* [GIVEN RECORDS]:
::::::::

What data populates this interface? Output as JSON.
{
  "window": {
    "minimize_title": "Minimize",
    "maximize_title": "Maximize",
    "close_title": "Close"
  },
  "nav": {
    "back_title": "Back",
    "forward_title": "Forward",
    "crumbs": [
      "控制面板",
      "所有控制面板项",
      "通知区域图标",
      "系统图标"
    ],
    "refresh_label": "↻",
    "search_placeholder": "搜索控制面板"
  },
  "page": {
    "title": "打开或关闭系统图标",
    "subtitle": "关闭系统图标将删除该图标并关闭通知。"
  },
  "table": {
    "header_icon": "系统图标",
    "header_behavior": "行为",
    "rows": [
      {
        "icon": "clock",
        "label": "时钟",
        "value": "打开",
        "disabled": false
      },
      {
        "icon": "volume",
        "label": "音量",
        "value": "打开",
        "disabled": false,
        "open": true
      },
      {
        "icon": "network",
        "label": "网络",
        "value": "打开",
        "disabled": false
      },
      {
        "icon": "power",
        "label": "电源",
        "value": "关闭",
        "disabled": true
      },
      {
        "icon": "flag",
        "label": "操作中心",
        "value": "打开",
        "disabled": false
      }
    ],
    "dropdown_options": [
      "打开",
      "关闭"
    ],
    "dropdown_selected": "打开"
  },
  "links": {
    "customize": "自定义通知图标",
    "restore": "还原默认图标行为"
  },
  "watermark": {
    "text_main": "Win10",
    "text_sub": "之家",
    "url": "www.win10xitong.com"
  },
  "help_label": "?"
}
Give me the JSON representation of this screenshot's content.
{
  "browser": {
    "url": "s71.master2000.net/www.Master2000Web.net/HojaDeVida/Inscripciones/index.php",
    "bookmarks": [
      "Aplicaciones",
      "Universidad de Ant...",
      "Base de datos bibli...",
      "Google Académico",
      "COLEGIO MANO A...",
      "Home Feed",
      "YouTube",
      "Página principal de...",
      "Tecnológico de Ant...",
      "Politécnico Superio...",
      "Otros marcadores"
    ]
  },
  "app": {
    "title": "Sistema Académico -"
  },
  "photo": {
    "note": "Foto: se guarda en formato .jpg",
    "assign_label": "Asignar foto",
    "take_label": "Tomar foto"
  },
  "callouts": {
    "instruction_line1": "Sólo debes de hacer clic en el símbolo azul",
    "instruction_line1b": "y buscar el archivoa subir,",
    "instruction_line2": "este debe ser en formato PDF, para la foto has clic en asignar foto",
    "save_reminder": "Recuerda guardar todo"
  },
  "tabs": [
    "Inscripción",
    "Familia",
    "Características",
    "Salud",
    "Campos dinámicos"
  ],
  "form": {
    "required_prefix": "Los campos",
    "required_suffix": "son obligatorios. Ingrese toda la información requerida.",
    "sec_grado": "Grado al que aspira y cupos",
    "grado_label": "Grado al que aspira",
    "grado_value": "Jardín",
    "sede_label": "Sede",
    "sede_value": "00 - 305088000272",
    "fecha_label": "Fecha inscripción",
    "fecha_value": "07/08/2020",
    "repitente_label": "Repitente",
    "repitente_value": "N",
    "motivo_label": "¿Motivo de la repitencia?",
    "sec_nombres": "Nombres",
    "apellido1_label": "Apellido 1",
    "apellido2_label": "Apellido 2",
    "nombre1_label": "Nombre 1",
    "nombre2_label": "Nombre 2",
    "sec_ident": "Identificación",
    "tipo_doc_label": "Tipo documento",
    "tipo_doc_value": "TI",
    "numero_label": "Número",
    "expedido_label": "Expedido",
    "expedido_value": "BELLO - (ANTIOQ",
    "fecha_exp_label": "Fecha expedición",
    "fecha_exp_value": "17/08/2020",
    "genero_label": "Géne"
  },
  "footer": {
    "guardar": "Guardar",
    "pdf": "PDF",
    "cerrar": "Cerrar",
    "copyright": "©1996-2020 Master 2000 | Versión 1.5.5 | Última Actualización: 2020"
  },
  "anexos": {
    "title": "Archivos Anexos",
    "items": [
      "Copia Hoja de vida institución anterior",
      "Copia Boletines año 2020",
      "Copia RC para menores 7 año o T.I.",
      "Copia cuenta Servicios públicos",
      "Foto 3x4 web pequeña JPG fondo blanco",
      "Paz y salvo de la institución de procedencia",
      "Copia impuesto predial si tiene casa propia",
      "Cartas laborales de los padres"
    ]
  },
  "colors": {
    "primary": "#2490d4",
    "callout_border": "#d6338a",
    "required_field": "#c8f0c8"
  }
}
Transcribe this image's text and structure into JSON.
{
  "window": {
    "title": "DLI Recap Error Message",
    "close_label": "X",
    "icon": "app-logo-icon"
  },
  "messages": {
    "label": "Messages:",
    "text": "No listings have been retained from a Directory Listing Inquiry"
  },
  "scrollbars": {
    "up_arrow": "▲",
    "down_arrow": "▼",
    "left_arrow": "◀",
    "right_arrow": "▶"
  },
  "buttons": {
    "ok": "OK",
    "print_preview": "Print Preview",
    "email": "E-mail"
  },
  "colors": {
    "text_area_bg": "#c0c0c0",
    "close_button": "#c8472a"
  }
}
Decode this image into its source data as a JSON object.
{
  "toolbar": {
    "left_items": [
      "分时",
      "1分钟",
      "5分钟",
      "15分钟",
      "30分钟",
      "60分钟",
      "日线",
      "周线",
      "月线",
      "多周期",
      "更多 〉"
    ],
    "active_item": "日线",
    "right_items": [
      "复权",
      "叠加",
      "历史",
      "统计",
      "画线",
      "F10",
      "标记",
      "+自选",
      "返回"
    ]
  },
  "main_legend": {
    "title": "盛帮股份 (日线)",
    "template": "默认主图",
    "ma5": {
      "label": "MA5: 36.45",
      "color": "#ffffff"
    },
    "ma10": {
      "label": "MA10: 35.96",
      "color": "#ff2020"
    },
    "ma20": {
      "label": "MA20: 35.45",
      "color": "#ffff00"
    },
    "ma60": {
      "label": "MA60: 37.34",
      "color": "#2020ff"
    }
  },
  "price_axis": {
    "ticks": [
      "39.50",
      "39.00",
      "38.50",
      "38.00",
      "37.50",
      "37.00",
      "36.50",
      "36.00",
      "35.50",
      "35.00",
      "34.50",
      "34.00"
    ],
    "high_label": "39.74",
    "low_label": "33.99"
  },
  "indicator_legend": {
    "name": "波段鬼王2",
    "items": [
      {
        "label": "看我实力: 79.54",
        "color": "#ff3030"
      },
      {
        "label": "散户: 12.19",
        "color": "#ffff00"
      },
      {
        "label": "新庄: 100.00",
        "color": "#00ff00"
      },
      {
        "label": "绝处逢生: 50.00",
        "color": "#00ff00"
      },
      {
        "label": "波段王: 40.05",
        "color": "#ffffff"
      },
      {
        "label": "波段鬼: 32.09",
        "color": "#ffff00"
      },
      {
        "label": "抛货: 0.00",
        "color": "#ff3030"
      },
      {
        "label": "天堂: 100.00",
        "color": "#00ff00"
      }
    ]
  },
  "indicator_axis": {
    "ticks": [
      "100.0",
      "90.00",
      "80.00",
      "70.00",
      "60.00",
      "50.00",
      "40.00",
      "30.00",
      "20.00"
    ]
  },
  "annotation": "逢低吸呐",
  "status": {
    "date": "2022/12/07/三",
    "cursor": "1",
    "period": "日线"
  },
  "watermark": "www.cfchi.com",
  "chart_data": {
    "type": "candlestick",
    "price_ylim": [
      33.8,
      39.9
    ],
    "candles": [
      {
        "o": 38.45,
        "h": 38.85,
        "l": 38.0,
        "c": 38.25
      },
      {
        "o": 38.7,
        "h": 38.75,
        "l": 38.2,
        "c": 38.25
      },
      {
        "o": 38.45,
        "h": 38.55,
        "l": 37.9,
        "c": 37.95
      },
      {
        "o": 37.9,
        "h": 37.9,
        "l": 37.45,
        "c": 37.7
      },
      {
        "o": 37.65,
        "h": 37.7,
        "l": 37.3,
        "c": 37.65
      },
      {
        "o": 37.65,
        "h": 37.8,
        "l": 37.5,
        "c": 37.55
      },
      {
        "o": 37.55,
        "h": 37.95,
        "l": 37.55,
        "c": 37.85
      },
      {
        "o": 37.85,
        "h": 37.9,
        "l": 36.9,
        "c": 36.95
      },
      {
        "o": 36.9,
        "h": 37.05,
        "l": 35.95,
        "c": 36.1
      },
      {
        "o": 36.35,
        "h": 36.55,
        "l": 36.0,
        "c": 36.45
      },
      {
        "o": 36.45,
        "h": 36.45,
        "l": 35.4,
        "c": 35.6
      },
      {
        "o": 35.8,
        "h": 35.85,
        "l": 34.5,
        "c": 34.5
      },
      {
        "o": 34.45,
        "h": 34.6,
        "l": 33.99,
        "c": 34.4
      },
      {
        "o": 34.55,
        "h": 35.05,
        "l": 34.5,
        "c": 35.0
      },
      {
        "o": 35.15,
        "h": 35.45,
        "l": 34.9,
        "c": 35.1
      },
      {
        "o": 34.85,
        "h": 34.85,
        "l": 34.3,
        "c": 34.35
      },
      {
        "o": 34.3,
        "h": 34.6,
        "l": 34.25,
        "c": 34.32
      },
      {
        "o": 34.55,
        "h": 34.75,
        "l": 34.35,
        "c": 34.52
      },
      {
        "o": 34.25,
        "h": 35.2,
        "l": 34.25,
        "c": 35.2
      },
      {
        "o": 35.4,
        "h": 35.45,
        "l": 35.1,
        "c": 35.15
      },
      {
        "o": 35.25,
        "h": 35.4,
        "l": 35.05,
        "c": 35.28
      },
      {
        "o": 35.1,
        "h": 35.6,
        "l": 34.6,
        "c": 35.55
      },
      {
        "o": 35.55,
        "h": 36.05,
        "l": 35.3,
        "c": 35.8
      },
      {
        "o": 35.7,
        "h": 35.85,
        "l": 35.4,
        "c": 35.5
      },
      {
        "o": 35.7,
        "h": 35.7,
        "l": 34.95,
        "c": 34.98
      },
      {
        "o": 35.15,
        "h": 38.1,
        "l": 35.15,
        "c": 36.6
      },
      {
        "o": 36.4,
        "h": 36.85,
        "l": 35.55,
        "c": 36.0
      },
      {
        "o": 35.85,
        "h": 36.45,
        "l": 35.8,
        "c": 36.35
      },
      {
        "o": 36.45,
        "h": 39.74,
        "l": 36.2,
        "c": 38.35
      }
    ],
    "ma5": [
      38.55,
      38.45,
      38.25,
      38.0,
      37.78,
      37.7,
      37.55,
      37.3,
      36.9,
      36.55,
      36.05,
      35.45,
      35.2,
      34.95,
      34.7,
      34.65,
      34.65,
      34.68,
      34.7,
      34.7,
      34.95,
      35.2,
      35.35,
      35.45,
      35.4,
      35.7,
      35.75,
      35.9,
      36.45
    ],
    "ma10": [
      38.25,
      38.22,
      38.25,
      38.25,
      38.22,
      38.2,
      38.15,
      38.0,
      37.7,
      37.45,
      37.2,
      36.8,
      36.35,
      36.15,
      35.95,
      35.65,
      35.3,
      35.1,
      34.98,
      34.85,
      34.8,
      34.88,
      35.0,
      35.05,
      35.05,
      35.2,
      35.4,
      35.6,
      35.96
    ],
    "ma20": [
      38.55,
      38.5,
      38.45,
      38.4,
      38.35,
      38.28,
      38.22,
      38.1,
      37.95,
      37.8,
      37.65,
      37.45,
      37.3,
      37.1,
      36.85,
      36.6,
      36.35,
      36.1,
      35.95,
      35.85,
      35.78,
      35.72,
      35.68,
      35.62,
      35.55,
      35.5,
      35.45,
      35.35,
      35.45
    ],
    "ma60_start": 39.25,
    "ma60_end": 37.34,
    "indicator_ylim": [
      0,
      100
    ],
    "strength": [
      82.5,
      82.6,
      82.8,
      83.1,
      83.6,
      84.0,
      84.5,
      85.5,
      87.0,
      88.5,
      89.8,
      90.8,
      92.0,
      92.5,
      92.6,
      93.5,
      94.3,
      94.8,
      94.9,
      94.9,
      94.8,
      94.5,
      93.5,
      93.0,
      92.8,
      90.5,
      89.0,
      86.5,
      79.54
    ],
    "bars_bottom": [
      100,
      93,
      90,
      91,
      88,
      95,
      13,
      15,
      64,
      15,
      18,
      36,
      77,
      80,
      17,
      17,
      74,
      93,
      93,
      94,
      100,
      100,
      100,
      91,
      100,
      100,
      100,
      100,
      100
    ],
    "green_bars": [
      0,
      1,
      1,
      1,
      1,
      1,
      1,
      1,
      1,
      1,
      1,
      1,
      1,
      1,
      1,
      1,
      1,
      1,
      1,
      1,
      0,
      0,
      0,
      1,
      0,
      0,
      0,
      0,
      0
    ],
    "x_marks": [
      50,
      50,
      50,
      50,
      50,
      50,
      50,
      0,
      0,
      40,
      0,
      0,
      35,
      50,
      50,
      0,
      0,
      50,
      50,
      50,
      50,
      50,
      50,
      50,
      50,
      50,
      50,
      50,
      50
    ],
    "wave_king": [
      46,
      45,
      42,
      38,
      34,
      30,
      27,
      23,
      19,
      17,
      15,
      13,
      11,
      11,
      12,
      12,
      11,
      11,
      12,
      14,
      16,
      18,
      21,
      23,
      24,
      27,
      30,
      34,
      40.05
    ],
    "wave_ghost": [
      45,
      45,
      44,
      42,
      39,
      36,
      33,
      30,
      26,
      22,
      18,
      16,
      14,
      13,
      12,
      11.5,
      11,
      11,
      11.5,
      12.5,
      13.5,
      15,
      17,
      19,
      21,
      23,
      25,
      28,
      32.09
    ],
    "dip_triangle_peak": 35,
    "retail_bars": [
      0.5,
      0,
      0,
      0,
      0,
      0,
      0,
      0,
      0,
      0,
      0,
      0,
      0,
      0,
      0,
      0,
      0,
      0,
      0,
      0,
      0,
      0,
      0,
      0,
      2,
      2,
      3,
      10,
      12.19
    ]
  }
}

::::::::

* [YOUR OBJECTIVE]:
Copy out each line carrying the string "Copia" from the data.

* [SOLVED EXERCISE]:
      "Copia Hoja de vida institución anterior",
      "Copia Boletines año 2020",
      "Copia RC para menores 7 año o T.I.",
      "Copia cuenta Servicios públicos",
      "Copia impuesto predial si tiene casa propia",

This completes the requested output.